Forestry is something that Tonteri likes because in his own forest he can do just what he wants. ’Or not do. Like yesterday on my coffee break, I had a chat with a hare, and when it was time to continue, I told him he should make tracks now before I turn my chain saw on, and he just lolloped away across the road,’ Tonteri recounts.
Thickets do not grow logs
Tonteri feels that forests must be tended. The need for that can also be seen where we now find ourselves. It takes a very long time for the spruces to achieve log dimensions unless the stand is thinned. That can be done by people, but of course the work can also be left to storms, wildfires, pests or all three together.
’Some years ago I was driving through Germany and stopped to look at some of the spruce stands I was passing. Right next to the road the trees were great, but when I went into the forest, it was just one big tangle, full of skinny trees like beanpoles and not a single one of decent size. Those won’t grow into logs,’ Tonteri declares.
We now know that Tonteri is a forest owner, but he is also studying for a vocational qualification in forestry at the Kouvola Region Vocational College. ’A lumberjack, that’s what I’ll be eventually,’ he says.
At the standard pace the studies will take three years, but reality may look a bit different. Especially now, during the Covid-19 pandemic, Tonteri also needs to attend his own private college, the few dozen hectares of forest he has purchased over the past couple of years.
’I haven’t inherited any of it. All the surplus I’ve had since 2014, I’ve invested in forest and machinery. The first plot was bought a couple of years ago,’ Tonteri says.
Being a forest owner and tending his own forest is just one of Tonteri’s plans. ’I’ve also thought about working as machine operator,’ he reveals.
He is, however, not referring to big harvesters, which would be a gigantic investment and a great deal of responsibility. ’There’d be much more interest and variation in operating an agricultural tractor with forestry attachments,’ Tonteri thinks.
One of those is actually standing next to the site: a Finnish Valtra manufactured at Acgo Group factory in Finland, coupled to a Kesla trailer and loader.
’We’ll both do well, the hare and I’
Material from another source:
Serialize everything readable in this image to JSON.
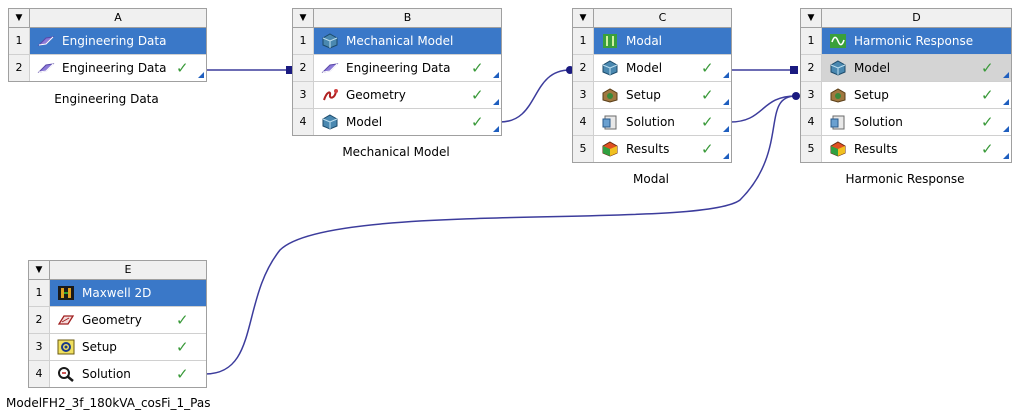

Tonteri’s plans for a career change have been a source of wonder to those who knew him before. ’Over in California they don’t really understand how a person might want to be felling trees in his own forest. And yet every single snowboard they use is partly made of wood. People want to use wood, but they don’t want trees to be felled,’ Tonteri says.
’They ask me whether I have any kind of bond with nature. Of course I have. I reckon that after my next regeneration felling I’ll be sitting on top of my timber pile and think like, that’s that done, and now to plant a new forest,’ Tonteri says.
’The way it is, both that bunny and I need forests, but I also need money. If I’m planning to carry out felling on a total of 7.5 hectares this year and one of them will be clear-cut, then I think we’ll both do well,’ Tonteri concludes.